Slipstreaming, or drafting, is the main mechanic in Flamme Rouge. At the end of each round, any cyclist that is exactly one space away from the cyclist in front of them slides forward to close the gap. Then any cyclist without another cyclist in front of them shuffles an exhaustion card with a value of two into their deck. One of these doesn’t hurt but take a couple and you’ll start to really feel it, just like the building exhaustion that the cyclists face. Every exhaustion card you put in your deck represents fewer options on a future turn- if you get a handful of exhaustion cards at the end of the race, you will absolutely lose. This creates an interesting dynamic where you DON’T want to be in the lead for most of this race-it’s better to coast along in second so your cyclists are daisy-fresh for the sprint to the finish line. This is difficult enough by yourself with two cyclists, since, again, you can’t even look at the cards for your second cyclist until you’ve chosen one for the first. Quite often you end up stuck at the front of the pack, or even worse, trailing behind, forced to use your fastest cards just to catch up to the pack of slipstreaming speedsters ahead of you. You end up trying to guess what your opponents are planning every turn- quite often the plan is to go sliiiiiightly slower than you, so that’s all good, but it leads to this interesting game of reverse psychology and chicken. If your opponent wants to end their turn behind you, and you’re trying to end behind them, well, I’m sure you can imagine how that plays out, especially since the road is only two spaces wide, and it regularly gets so jammed up that nobody can pass in 3-4 player games!

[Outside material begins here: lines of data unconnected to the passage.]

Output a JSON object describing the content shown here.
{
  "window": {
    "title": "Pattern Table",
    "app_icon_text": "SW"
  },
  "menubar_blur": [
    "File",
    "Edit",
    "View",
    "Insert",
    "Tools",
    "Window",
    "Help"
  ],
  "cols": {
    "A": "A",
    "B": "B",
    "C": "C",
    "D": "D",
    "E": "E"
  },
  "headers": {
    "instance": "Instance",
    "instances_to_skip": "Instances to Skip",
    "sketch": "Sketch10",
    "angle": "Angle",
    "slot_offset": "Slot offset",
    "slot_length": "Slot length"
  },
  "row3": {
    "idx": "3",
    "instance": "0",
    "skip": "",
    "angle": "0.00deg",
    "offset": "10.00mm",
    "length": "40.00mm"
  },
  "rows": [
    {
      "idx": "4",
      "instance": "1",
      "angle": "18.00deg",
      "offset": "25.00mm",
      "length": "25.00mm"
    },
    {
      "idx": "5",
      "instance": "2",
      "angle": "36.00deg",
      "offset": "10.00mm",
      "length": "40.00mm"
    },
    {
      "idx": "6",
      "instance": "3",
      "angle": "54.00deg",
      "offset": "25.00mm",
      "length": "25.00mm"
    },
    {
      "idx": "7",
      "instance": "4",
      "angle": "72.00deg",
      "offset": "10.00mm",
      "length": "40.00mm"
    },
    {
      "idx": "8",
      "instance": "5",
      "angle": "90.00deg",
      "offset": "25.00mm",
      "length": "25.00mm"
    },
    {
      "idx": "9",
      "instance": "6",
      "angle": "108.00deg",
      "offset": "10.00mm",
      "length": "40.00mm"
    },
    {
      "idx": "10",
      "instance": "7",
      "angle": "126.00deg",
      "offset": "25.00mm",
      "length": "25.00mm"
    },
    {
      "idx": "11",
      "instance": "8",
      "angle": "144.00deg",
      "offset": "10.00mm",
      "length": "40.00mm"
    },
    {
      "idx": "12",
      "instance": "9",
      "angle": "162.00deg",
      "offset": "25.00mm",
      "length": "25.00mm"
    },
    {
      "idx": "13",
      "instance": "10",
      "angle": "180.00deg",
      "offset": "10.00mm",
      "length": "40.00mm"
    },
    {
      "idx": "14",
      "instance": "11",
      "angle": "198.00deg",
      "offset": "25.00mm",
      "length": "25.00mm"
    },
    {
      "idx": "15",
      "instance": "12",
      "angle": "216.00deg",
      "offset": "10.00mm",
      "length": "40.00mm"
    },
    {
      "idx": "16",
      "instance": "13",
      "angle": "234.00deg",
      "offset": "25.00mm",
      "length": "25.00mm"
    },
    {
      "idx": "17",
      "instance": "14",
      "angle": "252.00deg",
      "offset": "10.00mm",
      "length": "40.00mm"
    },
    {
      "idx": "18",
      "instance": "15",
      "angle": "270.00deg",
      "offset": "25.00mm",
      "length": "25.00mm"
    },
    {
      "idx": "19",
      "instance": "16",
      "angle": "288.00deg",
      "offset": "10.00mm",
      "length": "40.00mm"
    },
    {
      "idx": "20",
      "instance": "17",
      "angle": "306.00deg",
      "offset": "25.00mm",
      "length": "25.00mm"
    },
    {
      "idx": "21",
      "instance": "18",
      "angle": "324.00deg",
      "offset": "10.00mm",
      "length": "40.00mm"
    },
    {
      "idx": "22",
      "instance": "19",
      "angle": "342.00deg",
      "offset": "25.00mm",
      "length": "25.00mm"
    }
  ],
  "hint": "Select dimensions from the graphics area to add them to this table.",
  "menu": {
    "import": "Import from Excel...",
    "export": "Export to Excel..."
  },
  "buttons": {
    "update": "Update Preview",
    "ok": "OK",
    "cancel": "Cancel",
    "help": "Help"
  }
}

You also have to decide when to break away from the pack and go for the finish line- we spent most of the game in anticipation of this moment, nervously glancing at each other, waiting for someone to make the first move.
Leading the pack AND ahead of the curve.
Flamme Rouge is a fascinating game to me- it’s a lot of fun, it’s easy to get new players into, and it looks amazing! Moving plastic pieces toward a finish line is an easy and familiar concept to introduce to players, and the modular board means you can use one of the suggested pre-made tracks or assemble your own. You can even add uphill and downhill sections to spice things up once you know how to play, and the expansion, Flamme Rouge: Peloton, adds single-file cobble roads, bridges, and two extra teams. That said, this game, with its sepia tones and newspaper cut-outs and old-timey mustachioed-men… It’s aesthetically aimed at older adults, but it plays like a game for younger kids and new players. Moving pieces forward is an incredibly basic mechanic, and I can’t imagine it keeping many adults entertained for more than a handful of plays. And yet, I can’t imagine a kid picking this off the shelf over something more colourful or cartoon-y. I’d say Flamme Rouge is a solid intro to hobby gaming, especially for cycling enthusiasts, but there are other introductions with more broad appeal that I would recommend first, like Pandemic, Keys to the Castle, or even Camel Up. To be fair, I have yet to experience this game at the full four-players (pandemic problems), and I suspect that more players does equal more fun in this case. Unfortunately, at two or three players, this game is definitely light on strategy for adults, and perhaps not as appealing to kids as it could be.
Disclaimer: Not distributed by Outset Media